The three most obvious qualities immediately apparent in Utopia’s presentation of the track was its remarkably clean highs, superb instrument separation and ink black background. The sound appeared ‘out of nowhere’ and disappeared from the stage with equally stealth-like speed. I’d read all about the Utopia’s fabled ‘speed’, but didn’t really understand what that meant until I heard this track. You could almost slice the details with a scalpel, but at such speed that it would be humanly impossible to do so. The fastest headphones I’d heard prior to this was a higher-end Stax electrostatic, and this was every bit as fast if not faster.
Speed isn’t the only trait the Utopia seems to share with electrostatics. Not known for moving much air, ‘stats specialise in the delivery of tight, clean and detailed bass that often lacks the weight of real instruments or the rumble of electronic drums. This was a disappointment when hearing my first Stax, and likewise when hearing Thunderstruck through the Utopia. While not specifically a bass-driven track, I’ve heard the kick drums in the intro and the cacophony of drums in the body of the track conveyed with a real visceral impact on the likes of ZMF’s Atticus and the LCD-3, and even the Elear has a certain dynamic punch that makes Thunderstruck’s kicks stand out in the mix.
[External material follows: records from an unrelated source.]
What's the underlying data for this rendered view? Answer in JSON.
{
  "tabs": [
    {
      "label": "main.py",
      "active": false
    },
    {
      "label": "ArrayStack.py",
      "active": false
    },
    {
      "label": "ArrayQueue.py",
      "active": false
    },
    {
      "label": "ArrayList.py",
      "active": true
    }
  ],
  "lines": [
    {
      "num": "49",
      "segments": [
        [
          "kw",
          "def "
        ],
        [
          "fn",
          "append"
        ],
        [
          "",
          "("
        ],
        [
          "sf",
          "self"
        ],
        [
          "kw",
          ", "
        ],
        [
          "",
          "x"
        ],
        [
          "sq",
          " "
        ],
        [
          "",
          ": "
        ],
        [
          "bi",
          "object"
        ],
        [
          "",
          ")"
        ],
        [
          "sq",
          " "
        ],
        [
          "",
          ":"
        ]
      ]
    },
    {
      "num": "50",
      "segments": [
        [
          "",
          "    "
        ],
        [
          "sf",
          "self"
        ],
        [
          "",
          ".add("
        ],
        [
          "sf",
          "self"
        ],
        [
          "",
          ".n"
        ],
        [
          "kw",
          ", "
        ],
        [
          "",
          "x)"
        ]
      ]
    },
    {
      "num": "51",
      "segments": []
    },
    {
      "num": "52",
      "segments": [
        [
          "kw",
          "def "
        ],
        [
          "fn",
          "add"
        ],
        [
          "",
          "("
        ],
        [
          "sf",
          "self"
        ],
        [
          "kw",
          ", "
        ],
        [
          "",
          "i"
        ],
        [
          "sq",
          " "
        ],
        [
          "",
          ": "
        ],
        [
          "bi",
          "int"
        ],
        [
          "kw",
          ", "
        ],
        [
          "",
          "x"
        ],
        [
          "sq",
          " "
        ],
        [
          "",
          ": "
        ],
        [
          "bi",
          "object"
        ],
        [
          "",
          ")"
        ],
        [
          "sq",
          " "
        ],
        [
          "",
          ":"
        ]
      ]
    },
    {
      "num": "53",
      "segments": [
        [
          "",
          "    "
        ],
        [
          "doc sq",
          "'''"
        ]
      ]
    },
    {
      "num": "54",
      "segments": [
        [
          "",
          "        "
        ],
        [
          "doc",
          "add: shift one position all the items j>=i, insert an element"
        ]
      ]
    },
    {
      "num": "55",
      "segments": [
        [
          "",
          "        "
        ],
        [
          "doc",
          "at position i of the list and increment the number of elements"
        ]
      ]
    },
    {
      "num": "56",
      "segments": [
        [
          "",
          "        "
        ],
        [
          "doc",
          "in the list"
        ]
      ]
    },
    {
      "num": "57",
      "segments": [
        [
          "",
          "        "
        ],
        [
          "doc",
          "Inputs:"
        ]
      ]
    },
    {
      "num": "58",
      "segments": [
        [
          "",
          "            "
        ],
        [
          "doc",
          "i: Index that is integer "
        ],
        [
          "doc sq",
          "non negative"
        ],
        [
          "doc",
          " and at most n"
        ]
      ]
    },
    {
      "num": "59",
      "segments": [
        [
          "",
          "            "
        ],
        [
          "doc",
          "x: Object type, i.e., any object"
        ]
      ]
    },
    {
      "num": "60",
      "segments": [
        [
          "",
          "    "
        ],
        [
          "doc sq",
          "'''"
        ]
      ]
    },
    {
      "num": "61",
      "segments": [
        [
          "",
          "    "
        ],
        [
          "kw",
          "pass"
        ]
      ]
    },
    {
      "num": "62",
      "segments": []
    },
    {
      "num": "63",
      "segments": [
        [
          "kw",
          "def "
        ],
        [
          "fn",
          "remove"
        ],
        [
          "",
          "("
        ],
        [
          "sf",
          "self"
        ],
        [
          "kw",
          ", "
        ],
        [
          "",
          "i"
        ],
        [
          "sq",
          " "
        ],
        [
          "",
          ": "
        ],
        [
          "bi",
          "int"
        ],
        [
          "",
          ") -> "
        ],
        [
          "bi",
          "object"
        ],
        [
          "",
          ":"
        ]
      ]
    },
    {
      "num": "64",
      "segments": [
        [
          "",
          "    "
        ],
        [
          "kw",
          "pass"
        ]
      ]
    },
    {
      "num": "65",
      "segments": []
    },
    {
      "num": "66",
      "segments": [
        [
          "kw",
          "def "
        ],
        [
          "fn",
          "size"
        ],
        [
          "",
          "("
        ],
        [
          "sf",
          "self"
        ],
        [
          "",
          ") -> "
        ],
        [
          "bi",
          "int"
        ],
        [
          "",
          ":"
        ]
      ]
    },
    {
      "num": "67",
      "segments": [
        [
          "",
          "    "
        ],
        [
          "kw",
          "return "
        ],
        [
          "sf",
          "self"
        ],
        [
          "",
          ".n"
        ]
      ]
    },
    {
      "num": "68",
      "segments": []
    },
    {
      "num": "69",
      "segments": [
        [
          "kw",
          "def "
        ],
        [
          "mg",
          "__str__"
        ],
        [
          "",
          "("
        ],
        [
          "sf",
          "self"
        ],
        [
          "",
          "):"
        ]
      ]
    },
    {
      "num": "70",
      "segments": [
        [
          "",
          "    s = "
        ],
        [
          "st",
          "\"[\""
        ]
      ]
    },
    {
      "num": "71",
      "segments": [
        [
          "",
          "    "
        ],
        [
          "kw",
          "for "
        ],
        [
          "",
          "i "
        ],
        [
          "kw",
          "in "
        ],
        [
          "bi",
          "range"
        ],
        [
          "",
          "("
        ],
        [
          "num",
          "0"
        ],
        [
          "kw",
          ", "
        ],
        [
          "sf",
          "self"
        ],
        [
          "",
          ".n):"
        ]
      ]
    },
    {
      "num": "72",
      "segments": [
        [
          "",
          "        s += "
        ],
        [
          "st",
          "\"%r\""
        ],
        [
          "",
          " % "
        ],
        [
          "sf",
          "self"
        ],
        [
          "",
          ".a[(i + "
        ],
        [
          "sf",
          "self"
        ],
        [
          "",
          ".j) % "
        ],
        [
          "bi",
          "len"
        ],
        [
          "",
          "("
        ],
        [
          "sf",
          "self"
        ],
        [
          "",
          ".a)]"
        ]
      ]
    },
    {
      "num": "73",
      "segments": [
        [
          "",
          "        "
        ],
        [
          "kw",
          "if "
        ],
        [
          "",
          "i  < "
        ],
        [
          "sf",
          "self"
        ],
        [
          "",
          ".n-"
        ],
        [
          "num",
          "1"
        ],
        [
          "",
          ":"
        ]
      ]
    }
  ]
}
The Utopia, while perfectly articulate, just didn’t do that for me. It was almost a sanitised rendition of bass, like one might expected from the likes of a Sennheiser HD600 or HD650, albeit a touch fuller than Sennheiser’s midrange models, and certainly more detailed.
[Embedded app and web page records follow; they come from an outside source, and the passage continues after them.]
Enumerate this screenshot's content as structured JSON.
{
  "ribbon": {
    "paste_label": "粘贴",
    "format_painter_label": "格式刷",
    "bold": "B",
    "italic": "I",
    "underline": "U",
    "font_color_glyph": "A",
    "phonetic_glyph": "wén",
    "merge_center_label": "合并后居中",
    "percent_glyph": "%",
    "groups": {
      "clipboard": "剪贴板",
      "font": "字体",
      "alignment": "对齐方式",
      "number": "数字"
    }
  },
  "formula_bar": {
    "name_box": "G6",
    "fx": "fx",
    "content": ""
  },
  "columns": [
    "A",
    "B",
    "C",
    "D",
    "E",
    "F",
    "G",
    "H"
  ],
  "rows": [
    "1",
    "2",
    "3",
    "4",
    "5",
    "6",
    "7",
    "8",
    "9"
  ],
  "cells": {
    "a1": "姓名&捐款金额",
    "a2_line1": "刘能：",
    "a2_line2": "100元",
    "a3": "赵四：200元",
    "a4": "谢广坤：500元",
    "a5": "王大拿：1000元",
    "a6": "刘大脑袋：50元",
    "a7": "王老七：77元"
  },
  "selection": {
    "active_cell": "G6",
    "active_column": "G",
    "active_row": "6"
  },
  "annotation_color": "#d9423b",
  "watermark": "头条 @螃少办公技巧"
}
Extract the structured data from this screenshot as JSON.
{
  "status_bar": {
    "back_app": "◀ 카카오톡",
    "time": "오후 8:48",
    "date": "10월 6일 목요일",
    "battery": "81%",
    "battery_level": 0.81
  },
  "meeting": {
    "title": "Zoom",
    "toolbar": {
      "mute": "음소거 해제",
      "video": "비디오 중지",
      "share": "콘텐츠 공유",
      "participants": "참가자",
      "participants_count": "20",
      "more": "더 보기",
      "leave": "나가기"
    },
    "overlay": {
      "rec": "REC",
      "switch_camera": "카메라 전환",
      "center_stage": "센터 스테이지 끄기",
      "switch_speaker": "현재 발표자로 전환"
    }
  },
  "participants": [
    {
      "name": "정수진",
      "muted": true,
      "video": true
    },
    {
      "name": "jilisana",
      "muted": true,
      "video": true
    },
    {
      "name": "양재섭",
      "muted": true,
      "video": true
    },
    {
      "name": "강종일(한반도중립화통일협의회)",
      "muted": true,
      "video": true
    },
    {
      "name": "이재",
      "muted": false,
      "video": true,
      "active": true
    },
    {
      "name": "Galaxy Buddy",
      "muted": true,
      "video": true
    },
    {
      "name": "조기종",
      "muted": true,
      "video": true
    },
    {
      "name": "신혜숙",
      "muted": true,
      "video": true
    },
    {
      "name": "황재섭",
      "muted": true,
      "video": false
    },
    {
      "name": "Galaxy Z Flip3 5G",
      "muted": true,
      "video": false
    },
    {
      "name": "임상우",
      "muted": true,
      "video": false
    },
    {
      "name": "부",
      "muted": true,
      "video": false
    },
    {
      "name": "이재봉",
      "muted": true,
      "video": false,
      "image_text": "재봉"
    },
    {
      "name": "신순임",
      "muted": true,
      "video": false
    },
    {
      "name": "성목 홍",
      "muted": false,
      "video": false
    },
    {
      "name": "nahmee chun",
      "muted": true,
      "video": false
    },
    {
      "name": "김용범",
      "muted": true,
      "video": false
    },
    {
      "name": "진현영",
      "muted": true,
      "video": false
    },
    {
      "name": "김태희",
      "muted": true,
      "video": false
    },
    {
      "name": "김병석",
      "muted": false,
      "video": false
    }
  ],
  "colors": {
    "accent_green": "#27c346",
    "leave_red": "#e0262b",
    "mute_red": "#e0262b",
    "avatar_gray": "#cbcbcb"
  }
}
But where you sometimes want to let your hair down and rock out to a track like Thunderstruck – or similarly styled tracks like Joe ‘Satch’ Satriani’s ‘Always With Me, Always With You’ (watch here) off his ’Surfing With The Alien’ album – you’re more likely to sit and clap to the beat while tethered to the ‘oh so polite’ Utopia. And that’s ok; the Utopia is not, as far as I can tell, a balls-to-the-wall headphone, and that’s by design. There’s just too much detail, nuance, and subtlety in its approach to really bring on the grunge. For many audiophiles that’s a plus, and my penchant for tastefully elevated bass isn’t something these folks will lose much sleep over.